> _INSTRUCTIONS FOR THE TASK_
The records that follow must be repeated exactly as they stand.

━━ DATA PROVIDED

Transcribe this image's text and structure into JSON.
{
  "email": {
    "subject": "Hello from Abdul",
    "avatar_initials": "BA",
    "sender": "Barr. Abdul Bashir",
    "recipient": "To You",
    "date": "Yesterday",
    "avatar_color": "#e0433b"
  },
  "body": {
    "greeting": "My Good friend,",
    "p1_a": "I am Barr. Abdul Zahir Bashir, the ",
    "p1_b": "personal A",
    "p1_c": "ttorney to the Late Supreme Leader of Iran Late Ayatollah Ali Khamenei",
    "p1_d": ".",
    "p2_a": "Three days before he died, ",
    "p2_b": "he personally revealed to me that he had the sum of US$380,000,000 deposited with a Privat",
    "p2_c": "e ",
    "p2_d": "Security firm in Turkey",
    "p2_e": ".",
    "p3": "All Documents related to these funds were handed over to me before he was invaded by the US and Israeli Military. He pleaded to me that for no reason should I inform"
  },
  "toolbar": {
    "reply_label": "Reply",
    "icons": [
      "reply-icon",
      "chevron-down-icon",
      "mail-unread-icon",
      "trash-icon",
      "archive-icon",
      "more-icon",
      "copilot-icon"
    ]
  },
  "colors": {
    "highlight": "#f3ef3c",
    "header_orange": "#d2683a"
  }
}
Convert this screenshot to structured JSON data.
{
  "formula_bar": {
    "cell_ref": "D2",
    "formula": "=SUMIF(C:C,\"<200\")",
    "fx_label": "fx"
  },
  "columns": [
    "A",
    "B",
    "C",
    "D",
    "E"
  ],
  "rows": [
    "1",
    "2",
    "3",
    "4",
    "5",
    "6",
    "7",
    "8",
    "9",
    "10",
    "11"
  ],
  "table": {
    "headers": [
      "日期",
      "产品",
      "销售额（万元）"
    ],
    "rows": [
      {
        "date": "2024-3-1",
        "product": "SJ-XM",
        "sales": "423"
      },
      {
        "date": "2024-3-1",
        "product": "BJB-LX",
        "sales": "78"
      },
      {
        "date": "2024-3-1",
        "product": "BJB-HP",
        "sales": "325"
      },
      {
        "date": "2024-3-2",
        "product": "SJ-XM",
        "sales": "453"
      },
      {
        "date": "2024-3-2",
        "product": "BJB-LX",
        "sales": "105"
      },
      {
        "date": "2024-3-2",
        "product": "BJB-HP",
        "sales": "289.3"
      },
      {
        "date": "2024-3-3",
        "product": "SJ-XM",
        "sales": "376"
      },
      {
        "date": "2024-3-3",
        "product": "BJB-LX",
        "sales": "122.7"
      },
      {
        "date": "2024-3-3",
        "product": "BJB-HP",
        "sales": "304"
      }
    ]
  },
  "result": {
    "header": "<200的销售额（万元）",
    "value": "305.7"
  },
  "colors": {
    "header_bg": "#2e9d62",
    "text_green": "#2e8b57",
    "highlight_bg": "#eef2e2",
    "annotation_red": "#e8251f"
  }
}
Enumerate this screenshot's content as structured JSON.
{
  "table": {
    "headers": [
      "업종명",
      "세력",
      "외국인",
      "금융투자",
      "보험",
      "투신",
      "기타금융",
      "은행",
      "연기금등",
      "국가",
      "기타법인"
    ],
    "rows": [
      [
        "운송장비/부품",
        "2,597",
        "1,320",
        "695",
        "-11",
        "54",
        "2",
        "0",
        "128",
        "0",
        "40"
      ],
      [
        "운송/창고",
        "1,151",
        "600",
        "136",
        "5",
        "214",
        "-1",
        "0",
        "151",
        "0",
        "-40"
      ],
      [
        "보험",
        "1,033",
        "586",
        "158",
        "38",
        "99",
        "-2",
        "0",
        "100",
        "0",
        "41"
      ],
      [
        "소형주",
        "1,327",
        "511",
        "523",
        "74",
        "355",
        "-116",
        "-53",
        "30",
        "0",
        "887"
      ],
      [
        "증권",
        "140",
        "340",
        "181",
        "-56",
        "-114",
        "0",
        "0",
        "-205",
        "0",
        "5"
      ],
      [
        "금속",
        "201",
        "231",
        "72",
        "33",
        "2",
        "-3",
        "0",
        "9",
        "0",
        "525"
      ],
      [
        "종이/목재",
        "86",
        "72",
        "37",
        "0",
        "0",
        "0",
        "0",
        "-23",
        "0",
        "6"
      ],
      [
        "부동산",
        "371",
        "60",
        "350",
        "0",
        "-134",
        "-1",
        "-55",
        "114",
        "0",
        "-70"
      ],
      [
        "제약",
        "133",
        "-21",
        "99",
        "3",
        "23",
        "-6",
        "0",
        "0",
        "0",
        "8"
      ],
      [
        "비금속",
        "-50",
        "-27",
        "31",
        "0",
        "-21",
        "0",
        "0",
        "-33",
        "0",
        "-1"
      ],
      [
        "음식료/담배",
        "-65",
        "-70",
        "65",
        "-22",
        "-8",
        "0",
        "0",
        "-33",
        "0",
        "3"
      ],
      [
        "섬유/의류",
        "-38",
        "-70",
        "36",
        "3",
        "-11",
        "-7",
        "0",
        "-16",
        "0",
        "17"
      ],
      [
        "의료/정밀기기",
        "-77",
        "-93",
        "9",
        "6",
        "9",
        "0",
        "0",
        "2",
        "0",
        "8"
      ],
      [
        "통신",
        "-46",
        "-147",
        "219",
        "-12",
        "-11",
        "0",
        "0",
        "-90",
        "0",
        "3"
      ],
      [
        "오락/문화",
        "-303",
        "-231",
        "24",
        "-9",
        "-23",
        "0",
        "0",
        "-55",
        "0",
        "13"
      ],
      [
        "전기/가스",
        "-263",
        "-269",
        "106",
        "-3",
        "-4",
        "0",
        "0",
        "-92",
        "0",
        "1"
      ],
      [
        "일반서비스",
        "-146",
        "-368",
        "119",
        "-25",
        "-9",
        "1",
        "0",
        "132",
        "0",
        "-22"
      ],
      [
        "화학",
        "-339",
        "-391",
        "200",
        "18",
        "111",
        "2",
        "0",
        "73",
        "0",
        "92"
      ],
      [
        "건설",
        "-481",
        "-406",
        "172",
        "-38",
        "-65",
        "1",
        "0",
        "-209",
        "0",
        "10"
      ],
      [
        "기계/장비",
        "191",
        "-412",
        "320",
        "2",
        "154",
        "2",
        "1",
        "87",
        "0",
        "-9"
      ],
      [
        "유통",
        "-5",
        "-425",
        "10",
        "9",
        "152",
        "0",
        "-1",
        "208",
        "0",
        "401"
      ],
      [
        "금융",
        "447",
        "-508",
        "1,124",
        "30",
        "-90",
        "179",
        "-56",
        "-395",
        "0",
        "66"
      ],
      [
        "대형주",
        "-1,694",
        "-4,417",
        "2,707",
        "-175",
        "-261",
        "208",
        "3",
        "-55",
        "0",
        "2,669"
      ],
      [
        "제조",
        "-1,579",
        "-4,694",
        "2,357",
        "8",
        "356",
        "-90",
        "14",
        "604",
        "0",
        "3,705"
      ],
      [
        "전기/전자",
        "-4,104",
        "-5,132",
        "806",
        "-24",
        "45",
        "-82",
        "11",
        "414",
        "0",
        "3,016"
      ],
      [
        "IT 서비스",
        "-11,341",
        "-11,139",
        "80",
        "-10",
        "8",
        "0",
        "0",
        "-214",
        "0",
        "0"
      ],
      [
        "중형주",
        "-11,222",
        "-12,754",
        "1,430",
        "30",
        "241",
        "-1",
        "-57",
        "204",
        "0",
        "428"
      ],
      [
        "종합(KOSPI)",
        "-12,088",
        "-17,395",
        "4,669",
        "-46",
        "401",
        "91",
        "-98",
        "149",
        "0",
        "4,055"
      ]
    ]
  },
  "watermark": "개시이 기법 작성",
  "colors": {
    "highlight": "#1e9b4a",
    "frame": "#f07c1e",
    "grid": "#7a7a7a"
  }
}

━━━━

> _SOLUTION TO THE PROBLEM_
Transcribe this image's text and structure into JSON.
{
  "email": {
    "subject": "Hello from Abdul",
    "avatar_initials": "BA",
    "sender": "Barr. Abdul Bashir",
    "recipient": "To You",
    "date": "Yesterday",
    "avatar_color": "#e0433b"
  },
  "body": {
    "greeting": "My Good friend,",
    "p1_a": "I am Barr. Abdul Zahir Bashir, the ",
    "p1_b": "personal A",
    "p1_c": "ttorney to the Late Supreme Leader of Iran Late Ayatollah Ali Khamenei",
    "p1_d": ".",
    "p2_a": "Three days before he died, ",
    "p2_b": "he personally revealed to me that he had the sum of US$380,000,000 deposited with a Privat",
    "p2_c": "e ",
    "p2_d": "Security firm in Turkey",
    "p2_e": ".",
    "p3": "All Documents related to these funds were handed over to me before he was invaded by the US and Israeli Military. He pleaded to me that for no reason should I inform"
  },
  "toolbar": {
    "reply_label": "Reply",
    "icons": [
      "reply-icon",
      "chevron-down-icon",
      "mail-unread-icon",
      "trash-icon",
      "archive-icon",
      "more-icon",
      "copilot-icon"
    ]
  },
  "colors": {
    "highlight": "#f3ef3c",
    "header_orange": "#d2683a"
  }
}
Convert this screenshot to structured JSON data.
{
  "formula_bar": {
    "cell_ref": "D2",
    "formula": "=SUMIF(C:C,\"<200\")",
    "fx_label": "fx"
  },
  "columns": [
    "A",
    "B",
    "C",
    "D",
    "E"
  ],
  "rows": [
    "1",
    "2",
    "3",
    "4",
    "5",
    "6",
    "7",
    "8",
    "9",
    "10",
    "11"
  ],
  "table": {
    "headers": [
      "日期",
      "产品",
      "销售额（万元）"
    ],
    "rows": [
      {
        "date": "2024-3-1",
        "product": "SJ-XM",
        "sales": "423"
      },
      {
        "date": "2024-3-1",
        "product": "BJB-LX",
        "sales": "78"
      },
      {
        "date": "2024-3-1",
        "product": "BJB-HP",
        "sales": "325"
      },
      {
        "date": "2024-3-2",
        "product": "SJ-XM",
        "sales": "453"
      },
      {
        "date": "2024-3-2",
        "product": "BJB-LX",
        "sales": "105"
      },
      {
        "date": "2024-3-2",
        "product": "BJB-HP",
        "sales": "289.3"
      },
      {
        "date": "2024-3-3",
        "product": "SJ-XM",
        "sales": "376"
      },
      {
        "date": "2024-3-3",
        "product": "BJB-LX",
        "sales": "122.7"
      },
      {
        "date": "2024-3-3",
        "product": "BJB-HP",
        "sales": "304"
      }
    ]
  },
  "result": {
    "header": "<200的销售额（万元）",
    "value": "305.7"
  },
  "colors": {
    "header_bg": "#2e9d62",
    "text_green": "#2e8b57",
    "highlight_bg": "#eef2e2",
    "annotation_red": "#e8251f"
  }
}
Enumerate this screenshot's content as structured JSON.
{
  "table": {
    "headers": [
      "업종명",
      "세력",
      "외국인",
      "금융투자",
      "보험",
      "투신",
      "기타금융",
      "은행",
      "연기금등",
      "국가",
      "기타법인"
    ],
    "rows": [
      [
        "운송장비/부품",
        "2,597",
        "1,320",
        "695",
        "-11",
        "54",
        "2",
        "0",
        "128",
        "0",
        "40"
      ],
      [
        "운송/창고",
        "1,151",
        "600",
        "136",
        "5",
        "214",
        "-1",
        "0",
        "151",
        "0",
        "-40"
      ],
      [
        "보험",
        "1,033",
        "586",
        "158",
        "38",
        "99",
        "-2",
        "0",
        "100",
        "0",
        "41"
      ],
      [
        "소형주",
        "1,327",
        "511",
        "523",
        "74",
        "355",
        "-116",
        "-53",
        "30",
        "0",
        "887"
      ],
      [
        "증권",
        "140",
        "340",
        "181",
        "-56",
        "-114",
        "0",
        "0",
        "-205",
        "0",
        "5"
      ],
      [
        "금속",
        "201",
        "231",
        "72",
        "33",
        "2",
        "-3",
        "0",
        "9",
        "0",
        "525"
      ],
      [
        "종이/목재",
        "86",
        "72",
        "37",
        "0",
        "0",
        "0",
        "0",
        "-23",
        "0",
        "6"
      ],
      [
        "부동산",
        "371",
        "60",
        "350",
        "0",
        "-134",
        "-1",
        "-55",
        "114",
        "0",
        "-70"
      ],
      [
        "제약",
        "133",
        "-21",
        "99",
        "3",
        "23",
        "-6",
        "0",
        "0",
        "0",
        "8"
      ],
      [
        "비금속",
        "-50",
        "-27",
        "31",
        "0",
        "-21",
        "0",
        "0",
        "-33",
        "0",
        "-1"
      ],
      [
        "음식료/담배",
        "-65",
        "-70",
        "65",
        "-22",
        "-8",
        "0",
        "0",
        "-33",
        "0",
        "3"
      ],
      [
        "섬유/의류",
        "-38",
        "-70",
        "36",
        "3",
        "-11",
        "-7",
        "0",
        "-16",
        "0",
        "17"
      ],
      [
        "의료/정밀기기",
        "-77",
        "-93",
        "9",
        "6",
        "9",
        "0",
        "0",
        "2",
        "0",
        "8"
      ],
      [
        "통신",
        "-46",
        "-147",
        "219",
        "-12",
        "-11",
        "0",
        "0",
        "-90",
        "0",
        "3"
      ],
      [
        "오락/문화",
        "-303",
        "-231",
        "24",
        "-9",
        "-23",
        "0",
        "0",
        "-55",
        "0",
        "13"
      ],
      [
        "전기/가스",
        "-263",
        "-269",
        "106",
        "-3",
        "-4",
        "0",
        "0",
        "-92",
        "0",
        "1"
      ],
      [
        "일반서비스",
        "-146",
        "-368",
        "119",
        "-25",
        "-9",
        "1",
        "0",
        "132",
        "0",
        "-22"
      ],
      [
        "화학",
        "-339",
        "-391",
        "200",
        "18",
        "111",
        "2",
        "0",
        "73",
        "0",
        "92"
      ],
      [
        "건설",
        "-481",
        "-406",
        "172",
        "-38",
        "-65",
        "1",
        "0",
        "-209",
        "0",
        "10"
      ],
      [
        "기계/장비",
        "191",
        "-412",
        "320",
        "2",
        "154",
        "2",
        "1",
        "87",
        "0",
        "-9"
      ],
      [
        "유통",
        "-5",
        "-425",
        "10",
        "9",
        "152",
        "0",
        "-1",
        "208",
        "0",
        "401"
      ],
      [
        "금융",
        "447",
        "-508",
        "1,124",
        "30",
        "-90",
        "179",
        "-56",
        "-395",
        "0",
        "66"
      ],
      [
        "대형주",
        "-1,694",
        "-4,417",
        "2,707",
        "-175",
        "-261",
        "208",
        "3",
        "-55",
        "0",
        "2,669"
      ],
      [
        "제조",
        "-1,579",
        "-4,694",
        "2,357",
        "8",
        "356",
        "-90",
        "14",
        "604",
        "0",
        "3,705"
      ],
      [
        "전기/전자",
        "-4,104",
        "-5,132",
        "806",
        "-24",
        "45",
        "-82",
        "11",
        "414",
        "0",
        "3,016"
      ],
      [
        "IT 서비스",
        "-11,341",
        "-11,139",
        "80",
        "-10",
        "8",
        "0",
        "0",
        "-214",
        "0",
        "0"
      ],
      [
        "중형주",
        "-11,222",
        "-12,754",
        "1,430",
        "30",
        "241",
        "-1",
        "-57",
        "204",
        "0",
        "428"
      ],
      [
        "종합(KOSPI)",
        "-12,088",
        "-17,395",
        "4,669",
        "-46",
        "401",
        "91",
        "-98",
        "149",
        "0",
        "4,055"
      ]
    ]
  },
  "watermark": "개시이 기법 작성",
  "colors": {
    "highlight": "#1e9b4a",
    "frame": "#f07c1e",
    "grid": "#7a7a7a"
  }
}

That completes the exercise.